Advertisement
 
YOU ARE HERE: LAT HomeCollectionsIaea
IN THE NEWS

Iaea

WORLD
September 24, 2005 | Alissa J. Rubin, Times Staff Writer
Over the objections of Russia and other countries, the European Union pushed the United Nations nuclear watchdog agency Friday to approve a measure that would compel the Security Council to examine Iran's controversial nuclear program and consider punitive action. The measure would require the International Atomic Energy Agency to report Iran to the Security Council for its failure to comply with international nuclear treaties. It demands a complete halt of those activities.
Advertisement

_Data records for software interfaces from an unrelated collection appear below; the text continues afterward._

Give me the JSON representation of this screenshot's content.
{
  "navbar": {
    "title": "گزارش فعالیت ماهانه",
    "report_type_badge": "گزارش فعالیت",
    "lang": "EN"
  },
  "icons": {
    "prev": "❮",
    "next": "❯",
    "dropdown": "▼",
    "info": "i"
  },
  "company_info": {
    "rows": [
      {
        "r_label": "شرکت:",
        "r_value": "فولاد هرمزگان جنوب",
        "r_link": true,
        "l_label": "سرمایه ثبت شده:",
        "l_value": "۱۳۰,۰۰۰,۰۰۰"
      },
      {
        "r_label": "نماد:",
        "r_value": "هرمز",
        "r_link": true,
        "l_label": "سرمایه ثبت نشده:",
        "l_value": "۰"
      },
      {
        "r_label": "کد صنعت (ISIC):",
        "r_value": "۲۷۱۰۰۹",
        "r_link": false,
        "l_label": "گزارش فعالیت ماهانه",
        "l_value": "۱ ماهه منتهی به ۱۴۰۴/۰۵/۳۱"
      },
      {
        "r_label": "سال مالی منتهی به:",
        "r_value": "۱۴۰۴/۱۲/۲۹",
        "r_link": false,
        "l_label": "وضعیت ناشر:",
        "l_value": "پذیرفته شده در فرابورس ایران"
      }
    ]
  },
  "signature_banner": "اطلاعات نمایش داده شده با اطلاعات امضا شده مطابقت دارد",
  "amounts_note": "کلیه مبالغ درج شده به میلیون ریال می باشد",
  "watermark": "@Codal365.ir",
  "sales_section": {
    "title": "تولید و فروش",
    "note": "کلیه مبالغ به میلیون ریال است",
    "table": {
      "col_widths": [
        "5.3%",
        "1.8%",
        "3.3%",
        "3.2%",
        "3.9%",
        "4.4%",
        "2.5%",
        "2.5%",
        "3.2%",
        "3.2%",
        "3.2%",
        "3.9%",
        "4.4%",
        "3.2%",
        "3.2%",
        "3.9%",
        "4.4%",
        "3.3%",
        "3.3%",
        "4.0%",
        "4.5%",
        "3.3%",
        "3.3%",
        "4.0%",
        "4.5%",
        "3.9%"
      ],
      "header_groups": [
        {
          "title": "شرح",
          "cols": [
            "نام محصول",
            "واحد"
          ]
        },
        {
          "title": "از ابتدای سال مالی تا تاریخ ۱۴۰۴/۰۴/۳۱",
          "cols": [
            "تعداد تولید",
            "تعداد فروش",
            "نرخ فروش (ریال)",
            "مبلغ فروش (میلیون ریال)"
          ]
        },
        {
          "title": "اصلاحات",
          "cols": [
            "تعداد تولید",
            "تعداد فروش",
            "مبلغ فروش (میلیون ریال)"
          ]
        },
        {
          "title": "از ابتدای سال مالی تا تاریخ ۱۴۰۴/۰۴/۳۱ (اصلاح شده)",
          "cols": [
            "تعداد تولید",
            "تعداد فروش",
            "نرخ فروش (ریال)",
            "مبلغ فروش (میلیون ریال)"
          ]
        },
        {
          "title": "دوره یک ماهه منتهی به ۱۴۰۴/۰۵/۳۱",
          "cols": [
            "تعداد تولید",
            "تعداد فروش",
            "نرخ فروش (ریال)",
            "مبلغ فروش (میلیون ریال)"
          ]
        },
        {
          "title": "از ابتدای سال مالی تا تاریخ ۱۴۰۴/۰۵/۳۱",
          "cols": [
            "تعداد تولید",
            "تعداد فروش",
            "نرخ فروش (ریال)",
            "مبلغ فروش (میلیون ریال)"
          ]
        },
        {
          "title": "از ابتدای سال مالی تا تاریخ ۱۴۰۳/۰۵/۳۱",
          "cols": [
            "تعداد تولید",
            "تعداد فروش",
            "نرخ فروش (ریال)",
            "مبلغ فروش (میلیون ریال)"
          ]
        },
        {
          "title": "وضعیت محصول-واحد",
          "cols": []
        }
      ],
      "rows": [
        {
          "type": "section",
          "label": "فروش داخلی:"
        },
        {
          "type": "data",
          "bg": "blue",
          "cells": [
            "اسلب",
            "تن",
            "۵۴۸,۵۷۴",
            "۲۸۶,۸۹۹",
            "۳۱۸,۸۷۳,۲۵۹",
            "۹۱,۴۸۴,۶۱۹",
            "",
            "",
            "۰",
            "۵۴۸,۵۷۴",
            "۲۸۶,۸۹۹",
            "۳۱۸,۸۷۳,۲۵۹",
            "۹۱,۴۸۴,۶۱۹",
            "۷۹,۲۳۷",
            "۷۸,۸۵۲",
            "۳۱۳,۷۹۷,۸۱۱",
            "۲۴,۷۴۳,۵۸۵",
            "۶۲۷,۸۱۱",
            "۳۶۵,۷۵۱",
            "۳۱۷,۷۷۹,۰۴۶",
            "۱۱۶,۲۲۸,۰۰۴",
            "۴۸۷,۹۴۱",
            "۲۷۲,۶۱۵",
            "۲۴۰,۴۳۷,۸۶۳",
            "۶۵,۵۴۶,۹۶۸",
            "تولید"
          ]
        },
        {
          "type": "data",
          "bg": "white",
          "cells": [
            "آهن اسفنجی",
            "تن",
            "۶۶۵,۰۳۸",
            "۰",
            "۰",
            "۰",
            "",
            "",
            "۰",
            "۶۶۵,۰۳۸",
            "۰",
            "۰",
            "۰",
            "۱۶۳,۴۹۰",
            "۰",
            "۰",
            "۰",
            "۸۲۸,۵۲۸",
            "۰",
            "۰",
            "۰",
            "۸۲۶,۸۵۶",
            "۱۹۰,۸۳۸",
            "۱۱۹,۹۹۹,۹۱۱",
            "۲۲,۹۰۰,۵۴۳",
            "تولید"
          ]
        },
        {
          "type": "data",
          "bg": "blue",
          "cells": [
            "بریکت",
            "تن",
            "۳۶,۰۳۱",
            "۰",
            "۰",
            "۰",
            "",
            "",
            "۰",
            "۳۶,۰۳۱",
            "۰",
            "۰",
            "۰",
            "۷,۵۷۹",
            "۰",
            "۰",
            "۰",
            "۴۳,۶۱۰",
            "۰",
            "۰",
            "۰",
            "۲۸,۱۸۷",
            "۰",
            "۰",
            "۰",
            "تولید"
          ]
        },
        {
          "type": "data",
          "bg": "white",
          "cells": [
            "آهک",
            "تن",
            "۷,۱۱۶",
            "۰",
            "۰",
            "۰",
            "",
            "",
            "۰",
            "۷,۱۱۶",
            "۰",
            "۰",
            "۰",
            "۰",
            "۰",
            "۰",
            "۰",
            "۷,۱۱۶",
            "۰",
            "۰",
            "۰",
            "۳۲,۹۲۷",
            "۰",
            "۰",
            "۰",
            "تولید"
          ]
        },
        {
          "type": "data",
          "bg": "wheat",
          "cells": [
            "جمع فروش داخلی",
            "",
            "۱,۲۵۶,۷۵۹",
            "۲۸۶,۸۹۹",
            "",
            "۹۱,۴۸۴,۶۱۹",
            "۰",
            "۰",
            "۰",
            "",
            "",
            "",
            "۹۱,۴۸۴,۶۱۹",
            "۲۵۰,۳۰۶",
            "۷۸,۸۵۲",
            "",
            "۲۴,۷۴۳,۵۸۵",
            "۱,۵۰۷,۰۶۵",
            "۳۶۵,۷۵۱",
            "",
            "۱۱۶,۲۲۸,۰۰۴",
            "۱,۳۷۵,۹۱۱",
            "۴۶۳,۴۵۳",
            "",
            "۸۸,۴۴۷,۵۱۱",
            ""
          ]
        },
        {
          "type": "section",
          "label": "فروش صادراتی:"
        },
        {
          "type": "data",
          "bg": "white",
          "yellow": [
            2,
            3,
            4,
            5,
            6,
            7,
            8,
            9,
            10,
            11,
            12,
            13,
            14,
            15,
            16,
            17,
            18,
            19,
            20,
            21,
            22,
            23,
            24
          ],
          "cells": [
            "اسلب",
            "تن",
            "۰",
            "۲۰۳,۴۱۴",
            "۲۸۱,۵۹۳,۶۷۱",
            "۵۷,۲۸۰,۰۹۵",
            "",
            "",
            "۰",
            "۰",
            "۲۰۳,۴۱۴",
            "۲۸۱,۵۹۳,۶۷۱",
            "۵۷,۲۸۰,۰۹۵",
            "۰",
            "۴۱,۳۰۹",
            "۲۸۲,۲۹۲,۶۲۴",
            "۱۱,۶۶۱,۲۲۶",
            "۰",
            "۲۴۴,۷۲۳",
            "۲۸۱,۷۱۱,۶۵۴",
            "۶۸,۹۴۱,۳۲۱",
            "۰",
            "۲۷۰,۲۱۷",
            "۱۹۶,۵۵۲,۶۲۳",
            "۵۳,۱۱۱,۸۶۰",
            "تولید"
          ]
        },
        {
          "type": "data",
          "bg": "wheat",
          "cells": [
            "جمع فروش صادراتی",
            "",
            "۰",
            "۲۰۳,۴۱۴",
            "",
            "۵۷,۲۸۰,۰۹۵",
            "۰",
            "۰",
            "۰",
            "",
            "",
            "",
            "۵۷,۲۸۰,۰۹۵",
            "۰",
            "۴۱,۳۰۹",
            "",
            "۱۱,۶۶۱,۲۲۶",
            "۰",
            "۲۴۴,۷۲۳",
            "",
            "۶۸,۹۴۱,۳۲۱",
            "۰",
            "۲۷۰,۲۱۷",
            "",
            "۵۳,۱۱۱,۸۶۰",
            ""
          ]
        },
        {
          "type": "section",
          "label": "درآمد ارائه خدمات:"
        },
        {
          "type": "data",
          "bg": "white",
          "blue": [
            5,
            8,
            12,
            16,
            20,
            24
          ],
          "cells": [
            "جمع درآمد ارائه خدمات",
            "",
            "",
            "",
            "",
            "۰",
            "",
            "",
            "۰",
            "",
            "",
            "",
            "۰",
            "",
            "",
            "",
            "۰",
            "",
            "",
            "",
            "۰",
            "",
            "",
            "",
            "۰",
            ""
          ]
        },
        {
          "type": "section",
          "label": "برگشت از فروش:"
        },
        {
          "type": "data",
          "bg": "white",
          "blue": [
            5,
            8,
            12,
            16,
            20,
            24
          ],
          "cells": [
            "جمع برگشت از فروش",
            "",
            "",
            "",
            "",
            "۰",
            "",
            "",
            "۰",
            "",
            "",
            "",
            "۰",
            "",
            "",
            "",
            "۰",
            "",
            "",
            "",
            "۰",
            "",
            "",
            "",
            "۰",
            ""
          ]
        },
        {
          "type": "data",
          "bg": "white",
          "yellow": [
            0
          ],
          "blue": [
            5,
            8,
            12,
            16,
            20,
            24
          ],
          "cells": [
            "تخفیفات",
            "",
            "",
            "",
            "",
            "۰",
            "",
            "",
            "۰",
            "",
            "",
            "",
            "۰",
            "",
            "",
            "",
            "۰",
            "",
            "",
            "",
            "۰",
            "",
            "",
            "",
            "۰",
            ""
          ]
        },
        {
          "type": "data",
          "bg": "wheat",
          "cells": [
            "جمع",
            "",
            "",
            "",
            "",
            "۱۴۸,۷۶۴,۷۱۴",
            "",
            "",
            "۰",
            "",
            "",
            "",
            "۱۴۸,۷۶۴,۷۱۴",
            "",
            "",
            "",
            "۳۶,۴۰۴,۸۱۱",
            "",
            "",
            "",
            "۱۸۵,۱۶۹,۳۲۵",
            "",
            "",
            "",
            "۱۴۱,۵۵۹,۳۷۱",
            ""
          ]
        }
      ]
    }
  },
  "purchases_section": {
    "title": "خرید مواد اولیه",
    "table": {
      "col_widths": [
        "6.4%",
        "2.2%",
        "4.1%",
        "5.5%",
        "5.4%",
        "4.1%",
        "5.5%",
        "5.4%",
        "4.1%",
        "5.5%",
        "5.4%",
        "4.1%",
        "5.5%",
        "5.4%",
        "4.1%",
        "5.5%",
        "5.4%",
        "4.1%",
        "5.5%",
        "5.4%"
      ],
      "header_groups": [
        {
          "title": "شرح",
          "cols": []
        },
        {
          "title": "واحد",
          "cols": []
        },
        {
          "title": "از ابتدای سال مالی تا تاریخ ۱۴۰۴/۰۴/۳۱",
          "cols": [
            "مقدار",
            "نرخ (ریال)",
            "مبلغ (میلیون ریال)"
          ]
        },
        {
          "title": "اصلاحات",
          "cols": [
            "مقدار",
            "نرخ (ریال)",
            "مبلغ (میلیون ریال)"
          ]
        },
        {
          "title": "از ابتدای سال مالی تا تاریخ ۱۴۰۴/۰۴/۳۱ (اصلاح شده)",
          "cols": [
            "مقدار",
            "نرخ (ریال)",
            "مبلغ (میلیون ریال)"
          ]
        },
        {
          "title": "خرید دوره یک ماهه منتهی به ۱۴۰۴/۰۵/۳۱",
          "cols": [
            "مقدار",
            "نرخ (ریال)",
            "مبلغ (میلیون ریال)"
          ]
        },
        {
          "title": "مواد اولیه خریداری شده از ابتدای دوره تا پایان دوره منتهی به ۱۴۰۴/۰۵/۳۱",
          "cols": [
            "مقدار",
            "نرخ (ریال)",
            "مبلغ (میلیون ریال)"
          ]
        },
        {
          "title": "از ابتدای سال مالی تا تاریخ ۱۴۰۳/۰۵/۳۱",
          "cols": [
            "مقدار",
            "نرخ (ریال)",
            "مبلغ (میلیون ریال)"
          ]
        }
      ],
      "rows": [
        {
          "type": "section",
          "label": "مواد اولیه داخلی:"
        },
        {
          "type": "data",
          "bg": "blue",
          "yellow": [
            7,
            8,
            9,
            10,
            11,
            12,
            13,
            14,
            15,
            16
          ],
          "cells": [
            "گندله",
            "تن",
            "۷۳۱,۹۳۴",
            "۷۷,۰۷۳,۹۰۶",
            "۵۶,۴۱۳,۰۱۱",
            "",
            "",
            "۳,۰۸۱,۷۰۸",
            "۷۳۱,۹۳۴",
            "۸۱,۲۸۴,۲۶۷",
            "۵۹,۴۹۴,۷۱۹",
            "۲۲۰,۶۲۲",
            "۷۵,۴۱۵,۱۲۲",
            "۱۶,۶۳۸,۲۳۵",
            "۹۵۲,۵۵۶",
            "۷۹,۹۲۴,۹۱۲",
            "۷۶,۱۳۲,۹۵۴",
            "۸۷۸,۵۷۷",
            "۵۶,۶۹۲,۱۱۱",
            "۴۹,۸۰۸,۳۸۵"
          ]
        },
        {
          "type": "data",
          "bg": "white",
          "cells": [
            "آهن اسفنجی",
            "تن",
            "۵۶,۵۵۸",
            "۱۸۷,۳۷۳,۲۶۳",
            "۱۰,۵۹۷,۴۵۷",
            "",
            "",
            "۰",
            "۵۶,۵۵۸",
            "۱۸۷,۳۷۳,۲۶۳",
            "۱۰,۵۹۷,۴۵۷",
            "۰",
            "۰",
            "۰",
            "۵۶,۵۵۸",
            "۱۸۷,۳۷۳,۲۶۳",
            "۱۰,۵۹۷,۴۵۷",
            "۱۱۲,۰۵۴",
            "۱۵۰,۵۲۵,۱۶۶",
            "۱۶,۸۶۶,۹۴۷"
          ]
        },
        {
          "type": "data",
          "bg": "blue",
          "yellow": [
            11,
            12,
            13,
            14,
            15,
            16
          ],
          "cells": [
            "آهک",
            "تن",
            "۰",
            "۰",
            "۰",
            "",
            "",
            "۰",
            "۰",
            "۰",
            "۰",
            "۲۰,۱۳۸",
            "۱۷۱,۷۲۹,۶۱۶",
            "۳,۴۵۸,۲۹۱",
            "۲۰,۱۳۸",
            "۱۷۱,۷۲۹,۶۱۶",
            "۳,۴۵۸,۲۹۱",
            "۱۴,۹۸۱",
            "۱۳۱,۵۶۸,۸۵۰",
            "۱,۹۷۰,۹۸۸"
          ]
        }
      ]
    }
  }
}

WORLD
November 23, 2006 | Alissa J. Rubin, Times Staff Writer
The international community tentatively decided late Wednesday to halt financial support for a controversial nuclear reactor in Iran that could be used to help produce plutonium for atomic bombs, but to continue to fund seven other Iranian civilian nuclear projects. The decision to stop funding was a victory for Western countries that suspect Iran's ultimate goal in its nuclear program is to build a bomb.
WORLD
June 4, 2008 | From the Associated Press
Syria has told fellow Arab countries that it will not permit an International Atomic Energy Agency probe to extend beyond a site bombed by Israel, despite agency interest in three other suspect locations, diplomats said Tuesday. The agency's main focus during its June 22-24 visit to Syria is a building in the country's eastern desert that was destroyed by Israeli jets in September. IAEA chief Mohamed ElBaradei announced Monday that Damascus had agreed to an agency check of U.S.
WORLD
March 4, 2005 | From Associated Press
A 35-nation meeting of the International Atomic Energy Agency on Thursday called North Korea's nuclear posturing a threat to peace and urged the communist nation to return to negotiations and let the agency resume its monitoring activities. The threat North Korea presents is "a serious challenge ... to peace and stability in Northeast Asia" and to attempts to control the spread of nuclear weapons, the United Nations watchdog agency said in a statement issued at the end of the meeting.
WORLD
June 21, 2003 | From Associated Press
Experts from the United Nations atomic agency have accounted for tons of uranium feared looted from Iraq's largest nuclear research facility, diplomats said Friday. The natural and low-enriched uranium was secured at the Tuwaitha facility, 15 miles south of Baghdad, the diplomats said on condition of anonymity. Tuwaitha was left unguarded after Iraqi troops fled the area on the eve of the war. U.S. troops didn't secure the area until April 7.
NEWS
October 5, 1999 | CAROL J. WILLIAMS, TIMES STAFF WRITER
Thorough inspection of Japan's nuclear facilities by the International Atomic Energy Agency and review of the "extremely unusual" procedures that led to last week's accident in Tokaimura could restore shaken public faith in that country's nuclear program, the U.N. agency's spokesman asserted Monday.
WORLD
June 28, 2007 | From the Associated Press
U.N. inspectors headed to North Korea's key nuclear reactor today for the first time since 2002 to discuss plans to shut the plutonium-producing facility under an international accord. Olli Heinonen, deputy director general of the United Nations' International Atomic Energy Agency, said his team would tour the Yongbyon facility, about 60 miles north of Pyongyang, the capital, and discuss arrangements for verification of the reactor shutdown and monitoring.
WORLD
November 19, 2005 | Alissa J. Rubin, Times Staff Writer
Iran offered limited information in response to requests from the U.N. nuclear watchdog agency for greater transparency and access to sensitive sites associated with the country's nuclear program, according to a report released Friday. Meanwhile, a top U.S. official indicated Friday that the Bush administration would find acceptable a compromise under which Iran would process uranium and then send it to Russia for enrichment into nuclear fuel for civilian use.
WORLD
August 10, 2005 | Sonni Efron and Douglas Frantz, Times Staff Writers
Confronting an emergency meeting of the International Atomic Energy Agency, Iran on Tuesday vigorously defended its right to pursue nuclear energy programs and European diplomats said they intended to offer Tehran one last chance to back down. But there was no sign that Iran's new hard-line president, Mahmoud Ahmadinejad, intended to reverse his decision to restart the uranium conversion plant at Esfahan.
Los Angeles Times Articles
|